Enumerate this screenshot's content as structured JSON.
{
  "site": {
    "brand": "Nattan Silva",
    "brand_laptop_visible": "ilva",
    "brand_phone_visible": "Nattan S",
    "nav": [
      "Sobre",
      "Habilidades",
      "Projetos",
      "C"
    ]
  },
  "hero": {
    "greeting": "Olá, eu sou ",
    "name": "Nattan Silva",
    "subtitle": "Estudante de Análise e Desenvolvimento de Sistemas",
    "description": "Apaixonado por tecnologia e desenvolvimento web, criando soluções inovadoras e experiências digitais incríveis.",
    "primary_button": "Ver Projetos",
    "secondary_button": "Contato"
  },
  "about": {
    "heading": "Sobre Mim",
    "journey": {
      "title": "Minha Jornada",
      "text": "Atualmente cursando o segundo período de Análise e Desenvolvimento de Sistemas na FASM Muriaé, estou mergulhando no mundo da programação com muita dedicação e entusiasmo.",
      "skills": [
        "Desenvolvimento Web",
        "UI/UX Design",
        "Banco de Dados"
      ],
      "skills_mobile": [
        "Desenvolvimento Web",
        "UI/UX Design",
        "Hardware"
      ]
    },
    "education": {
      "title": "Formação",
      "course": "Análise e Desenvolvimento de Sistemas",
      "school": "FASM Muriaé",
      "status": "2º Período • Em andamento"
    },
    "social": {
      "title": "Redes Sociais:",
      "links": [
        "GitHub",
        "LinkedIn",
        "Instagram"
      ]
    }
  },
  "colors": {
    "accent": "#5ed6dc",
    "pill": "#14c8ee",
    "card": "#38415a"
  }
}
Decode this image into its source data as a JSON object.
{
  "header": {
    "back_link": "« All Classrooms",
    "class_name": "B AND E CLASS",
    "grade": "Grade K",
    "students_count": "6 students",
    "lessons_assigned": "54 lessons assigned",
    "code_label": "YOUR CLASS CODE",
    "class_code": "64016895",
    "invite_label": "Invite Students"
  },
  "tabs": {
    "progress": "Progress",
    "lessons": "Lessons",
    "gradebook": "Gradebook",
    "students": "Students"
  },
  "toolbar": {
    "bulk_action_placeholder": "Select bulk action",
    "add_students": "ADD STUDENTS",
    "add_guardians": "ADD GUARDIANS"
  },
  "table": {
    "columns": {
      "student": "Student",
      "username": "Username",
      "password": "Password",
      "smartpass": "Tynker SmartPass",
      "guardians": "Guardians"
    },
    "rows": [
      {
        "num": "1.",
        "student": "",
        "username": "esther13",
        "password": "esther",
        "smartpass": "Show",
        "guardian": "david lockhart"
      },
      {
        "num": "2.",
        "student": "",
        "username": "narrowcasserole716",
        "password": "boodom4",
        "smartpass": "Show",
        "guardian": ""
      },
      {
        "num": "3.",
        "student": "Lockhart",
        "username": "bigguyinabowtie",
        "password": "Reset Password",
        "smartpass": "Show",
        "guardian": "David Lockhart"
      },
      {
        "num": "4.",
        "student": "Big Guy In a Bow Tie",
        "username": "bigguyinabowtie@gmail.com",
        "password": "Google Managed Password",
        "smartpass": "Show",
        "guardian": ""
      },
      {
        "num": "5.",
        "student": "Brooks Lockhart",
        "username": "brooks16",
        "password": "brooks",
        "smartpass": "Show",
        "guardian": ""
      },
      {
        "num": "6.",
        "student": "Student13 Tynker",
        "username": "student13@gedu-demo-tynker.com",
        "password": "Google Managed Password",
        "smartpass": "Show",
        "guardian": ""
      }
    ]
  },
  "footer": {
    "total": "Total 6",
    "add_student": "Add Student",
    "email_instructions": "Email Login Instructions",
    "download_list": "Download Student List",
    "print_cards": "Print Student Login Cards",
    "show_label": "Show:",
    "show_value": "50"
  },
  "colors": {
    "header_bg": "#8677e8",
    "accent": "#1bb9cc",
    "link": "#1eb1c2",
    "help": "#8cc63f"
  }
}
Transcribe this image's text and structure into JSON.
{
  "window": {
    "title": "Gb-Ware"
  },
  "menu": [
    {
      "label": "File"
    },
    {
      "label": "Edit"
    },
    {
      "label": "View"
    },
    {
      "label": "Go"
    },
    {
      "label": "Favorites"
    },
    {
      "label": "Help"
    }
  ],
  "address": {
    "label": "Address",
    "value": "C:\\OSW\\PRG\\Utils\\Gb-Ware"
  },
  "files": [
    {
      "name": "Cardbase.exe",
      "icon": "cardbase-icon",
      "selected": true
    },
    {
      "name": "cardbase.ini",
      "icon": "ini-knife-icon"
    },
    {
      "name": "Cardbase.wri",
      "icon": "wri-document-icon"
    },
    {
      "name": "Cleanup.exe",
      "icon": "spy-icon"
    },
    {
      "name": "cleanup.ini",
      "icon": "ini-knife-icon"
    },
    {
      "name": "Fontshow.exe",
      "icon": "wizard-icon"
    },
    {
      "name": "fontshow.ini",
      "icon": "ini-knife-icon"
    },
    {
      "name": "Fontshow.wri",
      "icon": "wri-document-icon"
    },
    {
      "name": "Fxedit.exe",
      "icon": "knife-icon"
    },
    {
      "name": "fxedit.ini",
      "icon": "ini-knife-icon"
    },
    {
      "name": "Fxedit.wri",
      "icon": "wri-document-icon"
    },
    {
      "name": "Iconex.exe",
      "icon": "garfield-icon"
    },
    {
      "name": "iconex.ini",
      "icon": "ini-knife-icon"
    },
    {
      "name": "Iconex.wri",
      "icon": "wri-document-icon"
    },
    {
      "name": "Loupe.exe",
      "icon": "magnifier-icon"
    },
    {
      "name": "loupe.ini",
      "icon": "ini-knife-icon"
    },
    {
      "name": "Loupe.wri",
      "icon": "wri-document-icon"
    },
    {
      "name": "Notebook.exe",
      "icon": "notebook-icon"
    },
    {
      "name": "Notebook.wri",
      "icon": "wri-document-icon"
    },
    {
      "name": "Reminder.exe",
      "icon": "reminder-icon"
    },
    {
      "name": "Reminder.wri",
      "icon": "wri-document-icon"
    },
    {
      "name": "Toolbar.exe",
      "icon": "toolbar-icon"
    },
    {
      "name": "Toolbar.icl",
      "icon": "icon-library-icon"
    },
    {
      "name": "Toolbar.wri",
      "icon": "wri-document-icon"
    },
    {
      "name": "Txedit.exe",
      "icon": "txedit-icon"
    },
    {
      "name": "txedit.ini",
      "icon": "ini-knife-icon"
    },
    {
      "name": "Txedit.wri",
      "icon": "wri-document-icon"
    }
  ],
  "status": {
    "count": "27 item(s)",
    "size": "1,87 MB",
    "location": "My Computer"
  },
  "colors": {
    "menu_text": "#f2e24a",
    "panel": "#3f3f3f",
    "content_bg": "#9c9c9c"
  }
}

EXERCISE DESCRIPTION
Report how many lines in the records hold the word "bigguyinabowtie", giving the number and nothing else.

ANSWER
2